2018 Georgia Code
Title 19 - Domestic Relations
Chapter 9 - Child Custody Proceedings
Article 1 - General Provisions
§ 19-9-1. Parenting plans; requirements for plan
(a) Except when a parent seeks emergency relief for family violence pursuant to Code Section 19-13-3 or 19-13-4, in all cases in which the custody of any child is at issue between the parents, each parent shall prepare a parenting plan or the parties may jointly submit a parenting plan. It shall be in the court's discretion as to when a party shall be required to submit a parenting plan to the court. A parenting plan shall be required for permanent custody and modification actions and in the court's discretion may be required for temporary hearings. The final order in any legal action involving the custody of a child, including modification actions, shall incorporate a permanent parenting plan as further set forth in this Code section; provided, however, that unless otherwise ordered by the court, a separate court order exclusively devoted to a parenting plan shall not be required.
(b) (1) Unless otherwise ordered by the court, a parenting plan shall include the following:
(A) A recognition that a close and continuing parent-child relationship and continuity in the child's life will be in the child's best interest;
(B) A recognition that the child's needs will change and grow as the child matures and demonstrate that the parents will make an effort to parent that takes this issue into account so that future modifications to the parenting plan are minimized;
(C) A recognition that a parent with physical custody will make day-to-day decisions and emergency decisions while the child is residing with such parent; and
(D) That both parents will have access to all of the child's records and information, including, but not limited to, education, health, health insurance, extracurricular activities, and religious communications.
(2) Unless otherwise ordered by the court, or agreed upon by the parties, a parenting plan shall include, but not be limited to:
(A) Where and when a child will be in each parent's physical care, designating where the child will spend each day of the year;
(B) How holidays, birthdays, vacations, school breaks, and other special occasions will be spent with each parent including the time of day that each event will begin and end;
(C) Transportation arrangements including how the child will be exchanged between the parents, the location of the exchange, how the transportation costs will be paid, and any other matter relating to the child spending time with each parent;

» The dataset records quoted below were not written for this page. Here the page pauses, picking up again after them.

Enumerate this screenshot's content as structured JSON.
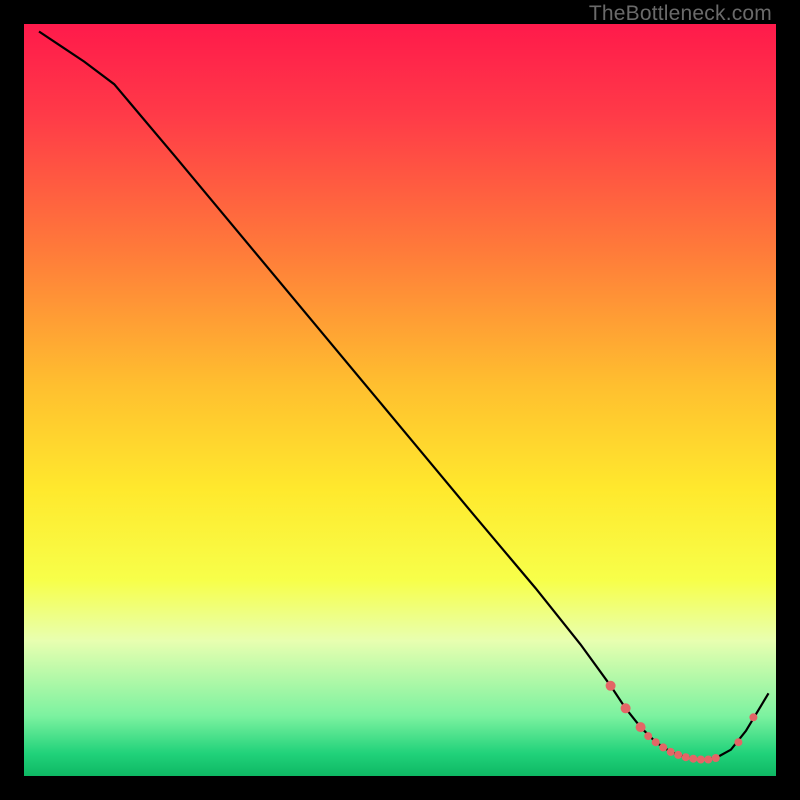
{
  "watermark": "TheBottleneck.com",
  "colors": {
    "bg": "#000000",
    "line": "#000000",
    "marker": "#e36666",
    "gradient_stops": [
      {
        "offset": 0.0,
        "color": "#ff1a4b"
      },
      {
        "offset": 0.12,
        "color": "#ff3a48"
      },
      {
        "offset": 0.3,
        "color": "#ff7a3a"
      },
      {
        "offset": 0.48,
        "color": "#ffbf2f"
      },
      {
        "offset": 0.62,
        "color": "#ffe92d"
      },
      {
        "offset": 0.74,
        "color": "#f7ff4a"
      },
      {
        "offset": 0.82,
        "color": "#e8ffb0"
      },
      {
        "offset": 0.92,
        "color": "#7cf2a0"
      },
      {
        "offset": 0.97,
        "color": "#21d27a"
      },
      {
        "offset": 1.0,
        "color": "#0eb864"
      }
    ]
  },
  "chart_data": {
    "type": "line",
    "title": "",
    "xlabel": "",
    "ylabel": "",
    "xlim": [
      0,
      100
    ],
    "ylim": [
      0,
      100
    ],
    "grid": false,
    "series": [
      {
        "name": "curve",
        "x": [
          2,
          5,
          8,
          12,
          20,
          30,
          40,
          50,
          60,
          68,
          74,
          78,
          80,
          82,
          84,
          86,
          88,
          90,
          92,
          94,
          96,
          99
        ],
        "y": [
          99,
          97,
          95,
          92,
          82.5,
          70.5,
          58.5,
          46.5,
          34.5,
          25,
          17.5,
          12,
          9,
          6.5,
          4.5,
          3.2,
          2.5,
          2.2,
          2.4,
          3.5,
          6,
          11
        ]
      }
    ],
    "markers": {
      "name": "highlight-points",
      "x": [
        78,
        80,
        82,
        83,
        84,
        85,
        86,
        87,
        88,
        89,
        90,
        91,
        92,
        95,
        97
      ],
      "y": [
        12,
        9,
        6.5,
        5.3,
        4.5,
        3.8,
        3.2,
        2.8,
        2.5,
        2.3,
        2.2,
        2.2,
        2.4,
        4.5,
        7.8
      ],
      "r": [
        5,
        5,
        5,
        4,
        4,
        4,
        4,
        4,
        4,
        4,
        4,
        4,
        4,
        4,
        4
      ]
    }
  }
}
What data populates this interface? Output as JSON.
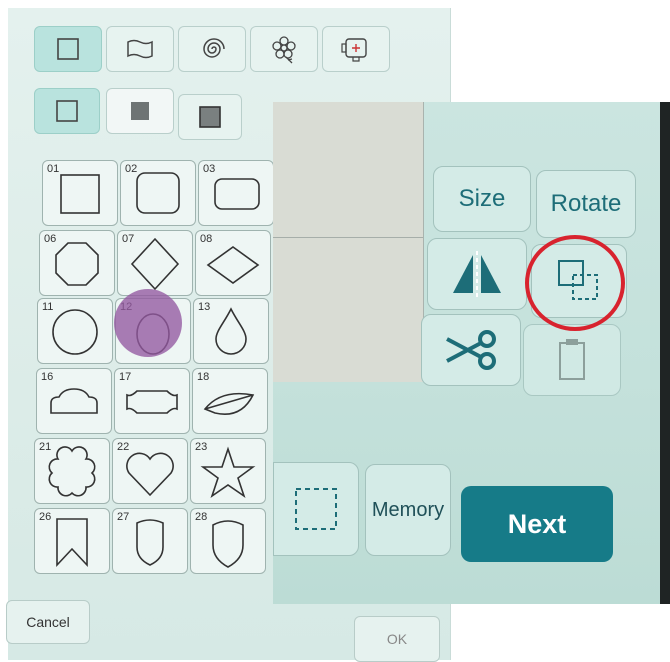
{
  "left_panel": {
    "category_tabs": [
      {
        "icon": "square-shape-icon"
      },
      {
        "icon": "flag-shape-icon"
      },
      {
        "icon": "spiral-icon"
      },
      {
        "icon": "flower-icon"
      },
      {
        "icon": "embroidery-frame-icon"
      }
    ],
    "fill_options": [
      {
        "icon": "outline-square-icon"
      },
      {
        "icon": "filled-square-icon"
      },
      {
        "icon": "bordered-filled-square-icon"
      }
    ],
    "shapes": [
      {
        "num": "01",
        "shape": "square"
      },
      {
        "num": "02",
        "shape": "rounded-square"
      },
      {
        "num": "03",
        "shape": "rounded-rectangle"
      },
      {
        "num": "06",
        "shape": "octagon"
      },
      {
        "num": "07",
        "shape": "diamond"
      },
      {
        "num": "08",
        "shape": "wide-diamond"
      },
      {
        "num": "11",
        "shape": "circle"
      },
      {
        "num": "12",
        "shape": "oval"
      },
      {
        "num": "13",
        "shape": "teardrop"
      },
      {
        "num": "16",
        "shape": "cloud-banner"
      },
      {
        "num": "17",
        "shape": "label"
      },
      {
        "num": "18",
        "shape": "leaf"
      },
      {
        "num": "21",
        "shape": "flower"
      },
      {
        "num": "22",
        "shape": "heart"
      },
      {
        "num": "23",
        "shape": "star"
      },
      {
        "num": "26",
        "shape": "bookmark"
      },
      {
        "num": "27",
        "shape": "shield"
      },
      {
        "num": "28",
        "shape": "badge-shield"
      }
    ],
    "cancel_label": "Cancel",
    "ok_label": "OK"
  },
  "right_panel": {
    "size_label": "Size",
    "rotate_label": "Rotate",
    "memory_label": "Memory",
    "next_label": "Next"
  },
  "colors": {
    "accent": "#167b88",
    "highlight": "#9458a0",
    "annotation": "#d8232e"
  }
}
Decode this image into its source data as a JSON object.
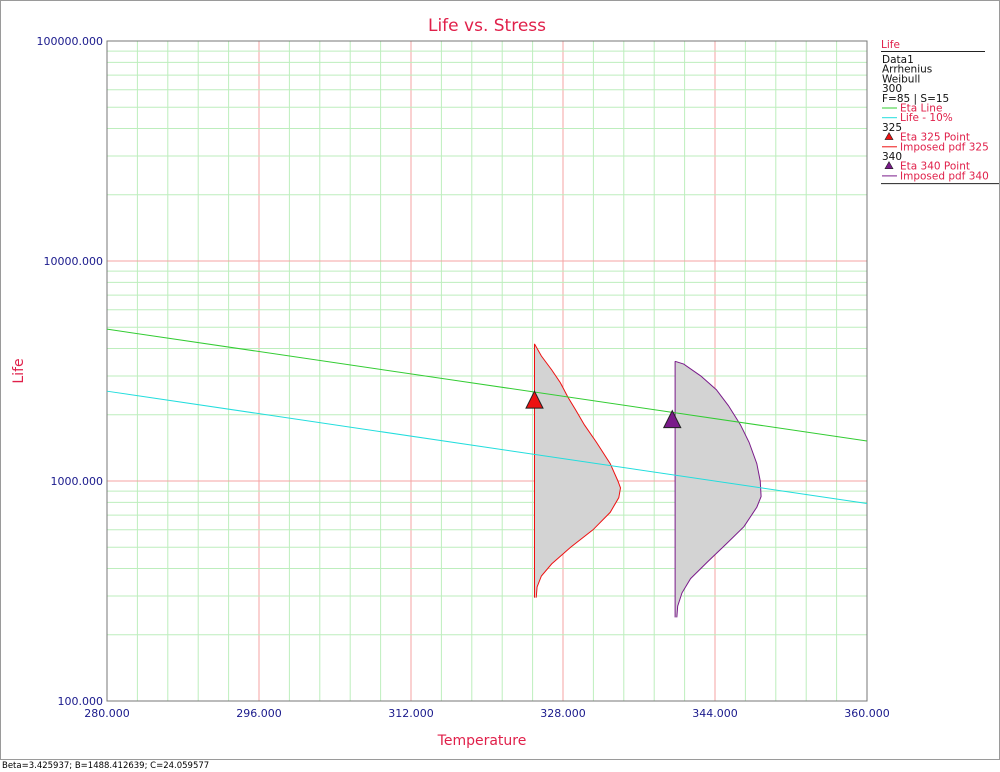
{
  "chart_data": {
    "type": "line",
    "title": "Life vs. Stress",
    "xlabel": "Temperature",
    "ylabel": "Life",
    "xlim": [
      280,
      360
    ],
    "ylim": [
      100,
      100000
    ],
    "yscale": "log",
    "grid": true,
    "x_ticks": [
      "280.000",
      "296.000",
      "312.000",
      "328.000",
      "344.000",
      "360.000"
    ],
    "y_ticks": [
      "100.000",
      "1000.000",
      "10000.000",
      "100000.000"
    ],
    "series": [
      {
        "name": "Eta Line",
        "color": "#33cc33",
        "x": [
          280,
          360
        ],
        "y": [
          4900,
          1520
        ]
      },
      {
        "name": "Life - 10%",
        "color": "#22dddd",
        "x": [
          280,
          360
        ],
        "y": [
          2560,
          790
        ]
      }
    ],
    "points": [
      {
        "name": "Eta 325 Point",
        "color": "#ee1111",
        "x": 325,
        "y": 2330
      },
      {
        "name": "Eta 340 Point",
        "color": "#7a1a8a",
        "x": 339.5,
        "y": 1900
      }
    ],
    "pdfs": [
      {
        "name": "Imposed pdf 325",
        "color": "#ee1111",
        "x_base": 325,
        "peak_x": 331.2,
        "profile": [
          [
            295,
            0.02
          ],
          [
            330,
            0.03
          ],
          [
            370,
            0.08
          ],
          [
            420,
            0.2
          ],
          [
            500,
            0.42
          ],
          [
            600,
            0.68
          ],
          [
            720,
            0.88
          ],
          [
            840,
            0.98
          ],
          [
            930,
            1.0
          ],
          [
            1000,
            0.97
          ],
          [
            1200,
            0.88
          ],
          [
            1500,
            0.72
          ],
          [
            1800,
            0.58
          ],
          [
            2100,
            0.48
          ],
          [
            2400,
            0.39
          ],
          [
            2800,
            0.3
          ],
          [
            3200,
            0.2
          ],
          [
            3700,
            0.08
          ],
          [
            4200,
            0.0
          ]
        ]
      },
      {
        "name": "Imposed pdf 340",
        "color": "#7a1a8a",
        "x_base": 339.8,
        "peak_x": 350.9,
        "profile": [
          [
            240,
            0.02
          ],
          [
            270,
            0.03
          ],
          [
            310,
            0.08
          ],
          [
            360,
            0.18
          ],
          [
            430,
            0.38
          ],
          [
            520,
            0.6
          ],
          [
            620,
            0.8
          ],
          [
            760,
            0.95
          ],
          [
            850,
            1.0
          ],
          [
            1000,
            0.99
          ],
          [
            1200,
            0.95
          ],
          [
            1500,
            0.86
          ],
          [
            1800,
            0.76
          ],
          [
            2200,
            0.62
          ],
          [
            2600,
            0.48
          ],
          [
            3000,
            0.3
          ],
          [
            3400,
            0.1
          ],
          [
            3500,
            0.0
          ]
        ]
      }
    ],
    "legend": {
      "title": "Life",
      "entries": [
        {
          "text": "Data1",
          "kind": "text"
        },
        {
          "text": "Arrhenius",
          "kind": "text"
        },
        {
          "text": "Weibull",
          "kind": "text"
        },
        {
          "text": "300",
          "kind": "text"
        },
        {
          "text": "F=85 | S=15",
          "kind": "text"
        },
        {
          "text": "Eta Line",
          "kind": "line",
          "color": "#33cc33"
        },
        {
          "text": "Life - 10%",
          "kind": "line",
          "color": "#22dddd"
        },
        {
          "text": "325",
          "kind": "text"
        },
        {
          "text": "Eta 325 Point",
          "kind": "marker",
          "color": "#ee1111"
        },
        {
          "text": "Imposed pdf 325",
          "kind": "line",
          "color": "#ee1111"
        },
        {
          "text": "340",
          "kind": "text"
        },
        {
          "text": "Eta 340 Point",
          "kind": "marker",
          "color": "#7a1a8a"
        },
        {
          "text": "Imposed pdf 340",
          "kind": "line",
          "color": "#7a1a8a"
        }
      ]
    }
  },
  "status": "Beta=3.425937; B=1488.412639; C=24.059577"
}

(D) Whether supervision will be needed for any parenting time and, if so, the particulars of the supervision;
(E) An allocation of decision-making authority to one or both of the parents with regard to the child's education, health, extracurricular activities, and religious upbringing, and if the parents agree the matters should be jointly decided, how to resolve a situation in which the parents disagree on resolution;
(F) What, if any, limitations will exist while one parent has physical custody of the child in terms of the other parent contacting the child and the other parent's right to access education, health, extracurricular activity, and religious information regarding the child; and
(G) If a military parent is a party in the case:
(i) How to manage the child's transition into temporary physical custody to a nondeploying parent if a military parent is deployed;
(ii) The manner in which the child will maintain continuing contact with a deployed parent;
(iii) How a deployed parent's parenting time may be delegated to his or her extended family;
(iv) How the parenting plan will be resumed once the deployed parent returns from deployment; and
(v) How divisions (i) through (iv) of this subparagraph serve the best interest of the child.
(c) If the parties cannot reach agreement on a permanent parenting plan, each party shall file and serve a proposed parenting plan on or before the date set by the court. Failure to comply with filing a parenting plan may result in the court adopting the plan of the opposing party if the judge finds such plan to be in the best interests of the child.